South Dakota lawmakers discuss repeal of Initiated Measure 22
It's week one of South Dakota's legislative session but many Republican lawmakers have already set repealing Initiated Measure 22 as one of their top priorities.
The measure on government ethics and transparency was passed by voters in November, but a circuit judge put it on hold over issues of its constitutionality.
Republican lawmakers in Pierre agree they want the measure repealed, and even Democrats say they're fine with some form of repeal as long as the state legislature can come up with an alternative that respects the will of the voters.
"We're going to have to repeal it all and start from scratch, and try to take into consideration the will of the voters," Republican Sen. Deb Peters said.
"Think its very clear that South Dakotans want an ethics commission, and I think that's one of the big sticking points in them passing this measure, and I think it's dangerous to pick and choose which pieces of it we like or dislike," Democratic Sen. Bill Sutton said.
Both parties believe pieces of the measure are important.

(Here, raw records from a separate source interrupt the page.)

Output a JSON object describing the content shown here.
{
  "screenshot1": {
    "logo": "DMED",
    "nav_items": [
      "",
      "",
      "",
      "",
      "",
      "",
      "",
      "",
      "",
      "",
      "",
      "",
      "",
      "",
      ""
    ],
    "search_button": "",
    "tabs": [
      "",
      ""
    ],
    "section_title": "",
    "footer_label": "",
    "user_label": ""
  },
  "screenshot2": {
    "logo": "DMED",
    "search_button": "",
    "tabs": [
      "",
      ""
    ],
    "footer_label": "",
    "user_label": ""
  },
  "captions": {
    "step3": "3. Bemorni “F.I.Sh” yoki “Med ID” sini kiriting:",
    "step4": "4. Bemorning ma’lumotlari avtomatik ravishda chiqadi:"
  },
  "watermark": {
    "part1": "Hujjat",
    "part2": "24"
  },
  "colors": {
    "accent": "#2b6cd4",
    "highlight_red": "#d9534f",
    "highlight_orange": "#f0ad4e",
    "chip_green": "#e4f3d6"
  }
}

"The voters expect our campaign finance system to be fair, to be honest, and they expect lobbyist to use only their arguments to win our votes," Gov. Dennis Daugaard said in his State of the State address Tuesday.
But some Republicans say an internal audit by the Attorney General and Secretary of State already revealed some of these issues, something lawmakers say they were planning to address this season.

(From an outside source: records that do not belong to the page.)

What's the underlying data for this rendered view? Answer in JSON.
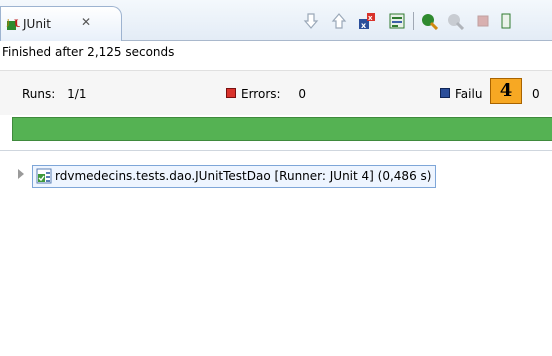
{
  "tab": {
    "label": "JUnit",
    "close_glyph": "✕",
    "icon": "junit-tab-icon"
  },
  "toolbar": {
    "icons": [
      "next-failure-icon",
      "previous-failure-icon",
      "show-failures-only-icon",
      "scroll-lock-icon",
      "rerun-test-icon",
      "rerun-failed-first-icon",
      "stop-icon",
      "history-icon"
    ]
  },
  "status": {
    "text": "Finished after 2,125 seconds"
  },
  "counters": {
    "runs_label": "Runs:",
    "runs_value": "1/1",
    "errors_label": "Errors:",
    "errors_value": "0",
    "failures_label": "Failu",
    "failures_value": "0"
  },
  "progress": {
    "fraction": 1.0,
    "color": "#55b253"
  },
  "callout": {
    "label": "4"
  },
  "tree": {
    "item_label": "rdvmedecins.tests.dao.JUnitTestDao [Runner: JUnit 4] (0,486 s)",
    "icon": "test-suite-ok-icon"
  },
  "colors": {
    "error": "#d9322b",
    "failure": "#2a4e9a",
    "accent": "#f7a823"
  }
}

"That effort was already underway, so it's something we would have considered during our normal course of business in this session anyway," Republican Sen. Blake Curd said.
"They've had 40 years to come-up with an ethics bill, and I feel very strongly that we should not let the perpetrators investigate themselves," Yes on 22 representative Darrell Solberg said.
Whatever the law works out to be, both Republicans and Democrats in the state say their goal is to ensure some form of ethics legalization is passed in South Dakota this season.